Monday, June 8, 2009

Help For Tomatoes With Brown Spots

Question: My tomato plants lower limbs are turning brown, otherwise the
plants look healthy with blooms and small tomatoes. I am doing nothing different
as I have always done as far a fertilizer and water. Can you help me with this
and what I can do?

It sounds like Early Blight which is a fungal disease that occurs early in the season. There are several diseases that affect tomatoes and they occur for different reasons which can vary from year to year. So, while you may not have had problems last year, that does not guarantee that the next year will be the same even if you are doing the same thing. For one thing, we've had a lot of rain and cloudy days which will always promote fungal disease. It is important to mulch your tomatoes well for several reasons, one of them being that it will help prevent soil-borne disease from splashing up onto the plants when it rains. Also, do not work around the plants when they are wet since you yourself can be a disease vector by touching and spreading it. It's a good idea, if you have the room for it, to plant the tomatoes in a different spot each year since diseases will build up in the soil from year to year.

Once you have the diseases, there is not a lot you can do but here's a few things that can help: Remove the affected branches right away when you see them, mulch the plants, do not water in the evening and try not to overhead water the plants. Instead water only over the root area. Increase air circulation in the area if possible by removing non-essential plants and weeds that might be crowding the tomatoes. You can try Serenade Disease Control an organic spray for diseases. It is better as a preventive than a curative, but it will probably slow the progression of the disease and help prevent the start Septoria leaf spot and late blight, two other tomato diseases that are prevalent.
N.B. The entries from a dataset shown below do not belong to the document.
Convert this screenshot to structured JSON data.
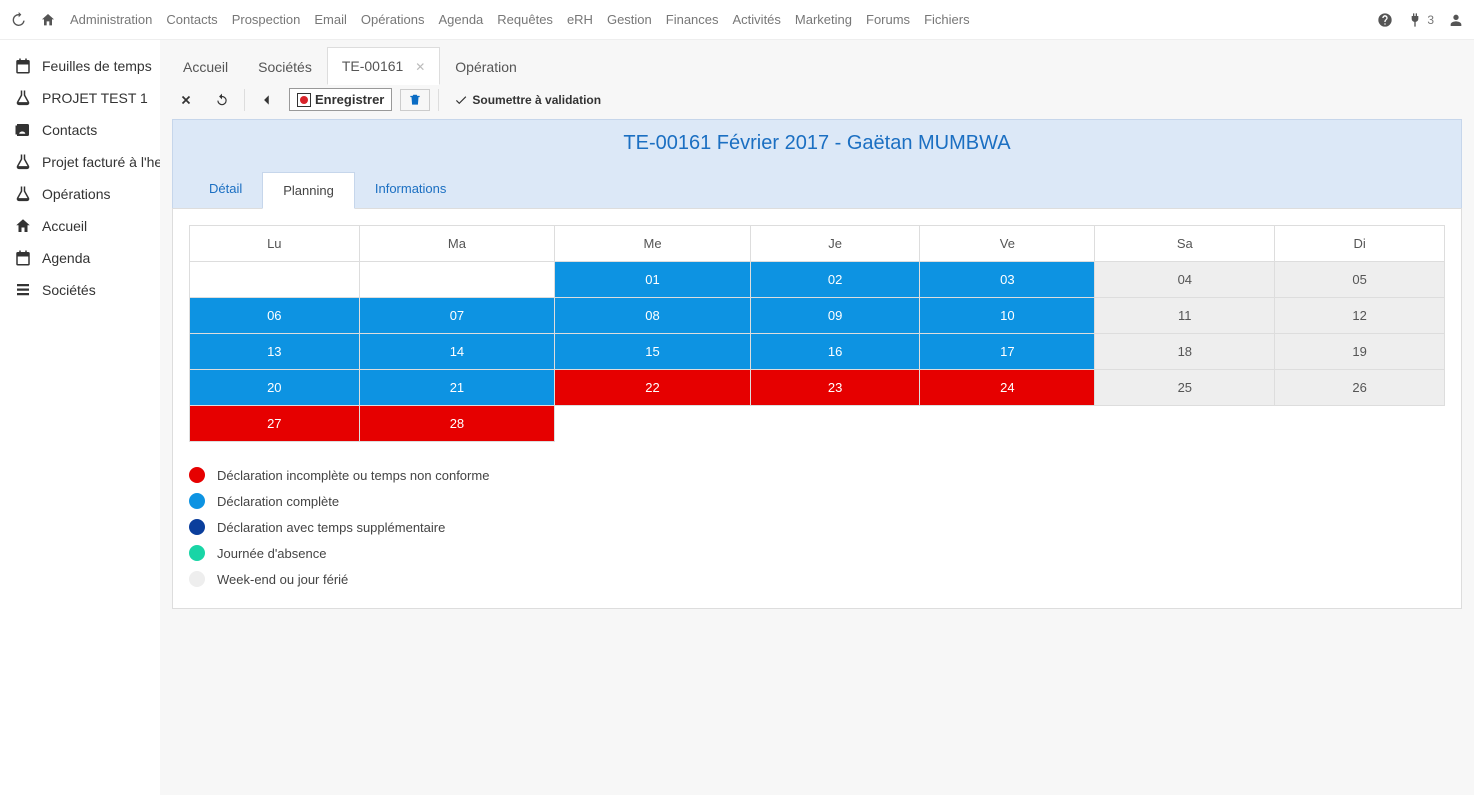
{
  "top_menu": [
    "Administration",
    "Contacts",
    "Prospection",
    "Email",
    "Opérations",
    "Agenda",
    "Requêtes",
    "eRH",
    "Gestion",
    "Finances",
    "Activités",
    "Marketing",
    "Forums",
    "Fichiers"
  ],
  "top_right": {
    "notif_count": "3"
  },
  "sidebar": {
    "items": [
      {
        "icon": "calendar",
        "label": "Feuilles de temps"
      },
      {
        "icon": "flask",
        "label": "PROJET TEST 1"
      },
      {
        "icon": "contacts",
        "label": "Contacts"
      },
      {
        "icon": "flask",
        "label": "Projet facturé à l'heu"
      },
      {
        "icon": "flask",
        "label": "Opérations"
      },
      {
        "icon": "home",
        "label": "Accueil"
      },
      {
        "icon": "calendar",
        "label": "Agenda"
      },
      {
        "icon": "list",
        "label": "Sociétés"
      }
    ]
  },
  "tabs": [
    {
      "label": "Accueil",
      "active": false,
      "closable": false
    },
    {
      "label": "Sociétés",
      "active": false,
      "closable": false
    },
    {
      "label": "TE-00161",
      "active": true,
      "closable": true
    },
    {
      "label": "Opération",
      "active": false,
      "closable": false
    }
  ],
  "toolbar": {
    "save_label": "Enregistrer",
    "submit_label": "Soumettre à validation"
  },
  "page": {
    "title": "TE-00161 Février 2017 - Gaëtan MUMBWA"
  },
  "sub_tabs": [
    "Détail",
    "Planning",
    "Informations"
  ],
  "sub_active": 1,
  "calendar": {
    "headers": [
      "Lu",
      "Ma",
      "Me",
      "Je",
      "Ve",
      "Sa",
      "Di"
    ],
    "rows": [
      [
        {
          "label": "",
          "cls": "empty"
        },
        {
          "label": "",
          "cls": "empty"
        },
        {
          "label": "01",
          "cls": "blue"
        },
        {
          "label": "02",
          "cls": "blue"
        },
        {
          "label": "03",
          "cls": "blue"
        },
        {
          "label": "04",
          "cls": "grey"
        },
        {
          "label": "05",
          "cls": "grey"
        }
      ],
      [
        {
          "label": "06",
          "cls": "blue"
        },
        {
          "label": "07",
          "cls": "blue"
        },
        {
          "label": "08",
          "cls": "blue"
        },
        {
          "label": "09",
          "cls": "blue"
        },
        {
          "label": "10",
          "cls": "blue"
        },
        {
          "label": "11",
          "cls": "grey"
        },
        {
          "label": "12",
          "cls": "grey"
        }
      ],
      [
        {
          "label": "13",
          "cls": "blue"
        },
        {
          "label": "14",
          "cls": "blue"
        },
        {
          "label": "15",
          "cls": "blue"
        },
        {
          "label": "16",
          "cls": "blue"
        },
        {
          "label": "17",
          "cls": "blue"
        },
        {
          "label": "18",
          "cls": "grey"
        },
        {
          "label": "19",
          "cls": "grey"
        }
      ],
      [
        {
          "label": "20",
          "cls": "blue"
        },
        {
          "label": "21",
          "cls": "blue"
        },
        {
          "label": "22",
          "cls": "red"
        },
        {
          "label": "23",
          "cls": "red"
        },
        {
          "label": "24",
          "cls": "red"
        },
        {
          "label": "25",
          "cls": "grey"
        },
        {
          "label": "26",
          "cls": "grey"
        }
      ],
      [
        {
          "label": "27",
          "cls": "red"
        },
        {
          "label": "28",
          "cls": "red"
        },
        {
          "label": "",
          "cls": "none"
        },
        {
          "label": "",
          "cls": "none"
        },
        {
          "label": "",
          "cls": "none"
        },
        {
          "label": "",
          "cls": "none"
        },
        {
          "label": "",
          "cls": "none"
        }
      ]
    ]
  },
  "legend": [
    {
      "color": "red",
      "label": "Déclaration incomplète ou temps non conforme"
    },
    {
      "color": "blue",
      "label": "Déclaration complète"
    },
    {
      "color": "dark",
      "label": "Déclaration avec temps supplémentaire"
    },
    {
      "color": "teal",
      "label": "Journée d'absence"
    },
    {
      "color": "grey",
      "label": "Week-end ou jour férié"
    }
  ]
}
Lastly, if you smoke make sure not to do so near the tomatoes and wash your hands before handling the plants. Tobacco carries a disease that can easily jump to tomatoes.

-Tina Mast, Communications Director